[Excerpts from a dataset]

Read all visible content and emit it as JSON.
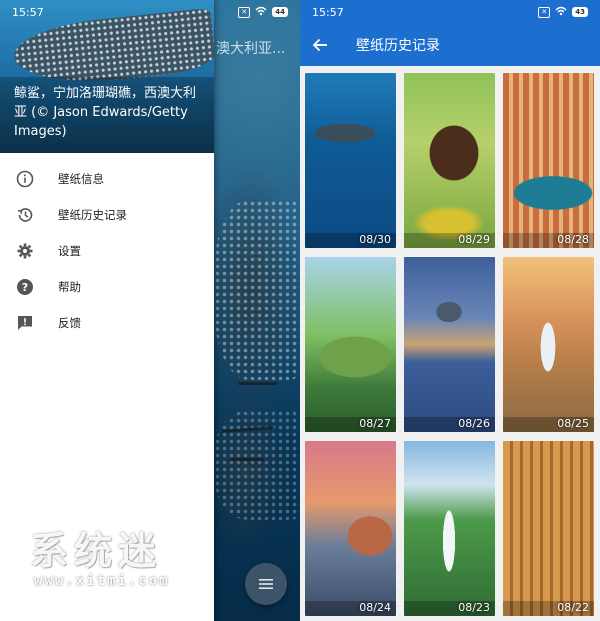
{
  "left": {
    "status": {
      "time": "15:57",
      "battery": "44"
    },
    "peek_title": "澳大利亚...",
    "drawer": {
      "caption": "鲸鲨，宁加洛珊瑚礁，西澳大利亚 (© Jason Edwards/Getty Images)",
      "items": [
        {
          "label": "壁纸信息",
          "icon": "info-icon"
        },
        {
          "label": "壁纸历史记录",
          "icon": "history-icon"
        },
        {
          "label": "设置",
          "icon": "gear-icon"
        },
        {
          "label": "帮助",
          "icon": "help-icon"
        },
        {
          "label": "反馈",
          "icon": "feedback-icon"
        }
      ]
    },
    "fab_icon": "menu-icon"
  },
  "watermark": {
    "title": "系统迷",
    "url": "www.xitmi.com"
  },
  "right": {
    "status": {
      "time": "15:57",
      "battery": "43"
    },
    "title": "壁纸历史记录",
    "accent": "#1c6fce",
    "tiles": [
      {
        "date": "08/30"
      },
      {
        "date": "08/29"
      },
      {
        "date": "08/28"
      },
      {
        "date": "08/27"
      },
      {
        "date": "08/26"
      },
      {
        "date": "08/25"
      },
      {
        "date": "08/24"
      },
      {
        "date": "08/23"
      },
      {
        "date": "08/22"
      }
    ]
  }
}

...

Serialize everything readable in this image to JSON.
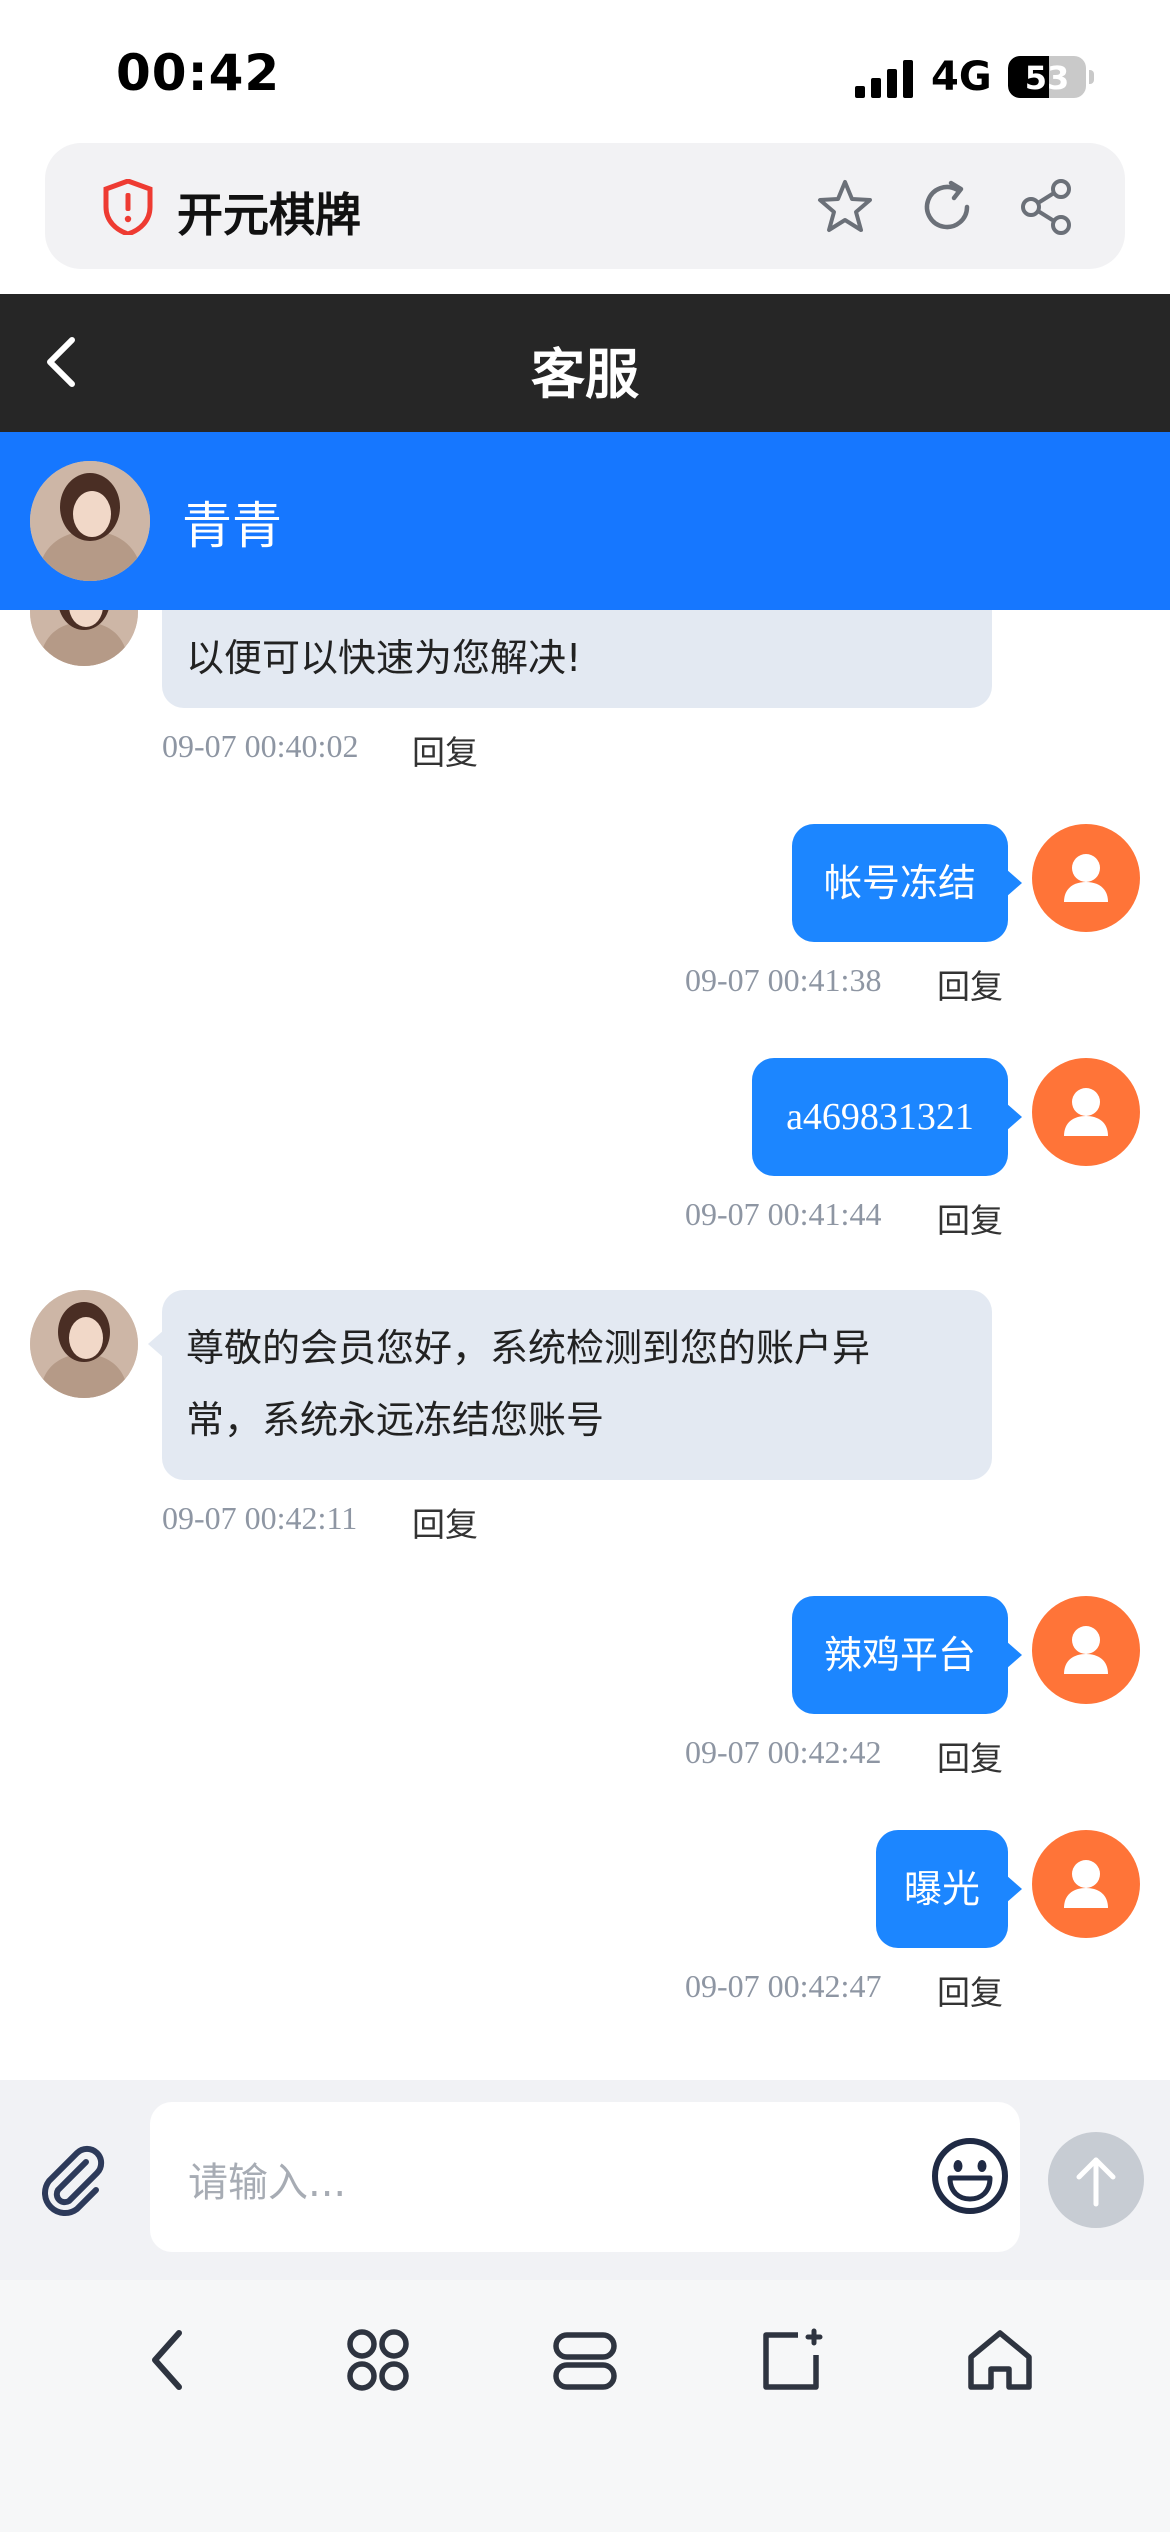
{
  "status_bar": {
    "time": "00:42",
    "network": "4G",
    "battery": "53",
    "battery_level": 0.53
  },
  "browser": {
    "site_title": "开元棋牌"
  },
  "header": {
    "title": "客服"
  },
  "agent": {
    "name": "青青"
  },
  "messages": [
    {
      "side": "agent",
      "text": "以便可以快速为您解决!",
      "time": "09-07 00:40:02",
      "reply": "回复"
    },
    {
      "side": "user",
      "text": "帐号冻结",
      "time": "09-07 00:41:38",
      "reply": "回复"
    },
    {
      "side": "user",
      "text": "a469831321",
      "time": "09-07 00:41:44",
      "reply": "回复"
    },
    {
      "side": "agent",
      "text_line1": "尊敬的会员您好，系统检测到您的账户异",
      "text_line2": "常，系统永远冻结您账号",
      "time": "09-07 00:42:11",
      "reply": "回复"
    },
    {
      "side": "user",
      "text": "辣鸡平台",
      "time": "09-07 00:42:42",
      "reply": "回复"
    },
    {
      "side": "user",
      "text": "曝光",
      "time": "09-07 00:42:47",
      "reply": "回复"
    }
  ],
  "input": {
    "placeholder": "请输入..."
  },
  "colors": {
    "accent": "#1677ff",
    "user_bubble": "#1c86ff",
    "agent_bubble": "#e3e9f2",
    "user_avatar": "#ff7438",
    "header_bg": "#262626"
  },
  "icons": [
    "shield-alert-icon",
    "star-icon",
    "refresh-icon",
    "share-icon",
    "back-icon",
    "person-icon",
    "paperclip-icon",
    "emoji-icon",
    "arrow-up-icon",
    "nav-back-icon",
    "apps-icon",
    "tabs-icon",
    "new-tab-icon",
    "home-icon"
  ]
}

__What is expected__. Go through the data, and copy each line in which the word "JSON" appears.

__Written response__.
Read all visible content and emit it as JSON.
Serialize everything readable in this image to JSON.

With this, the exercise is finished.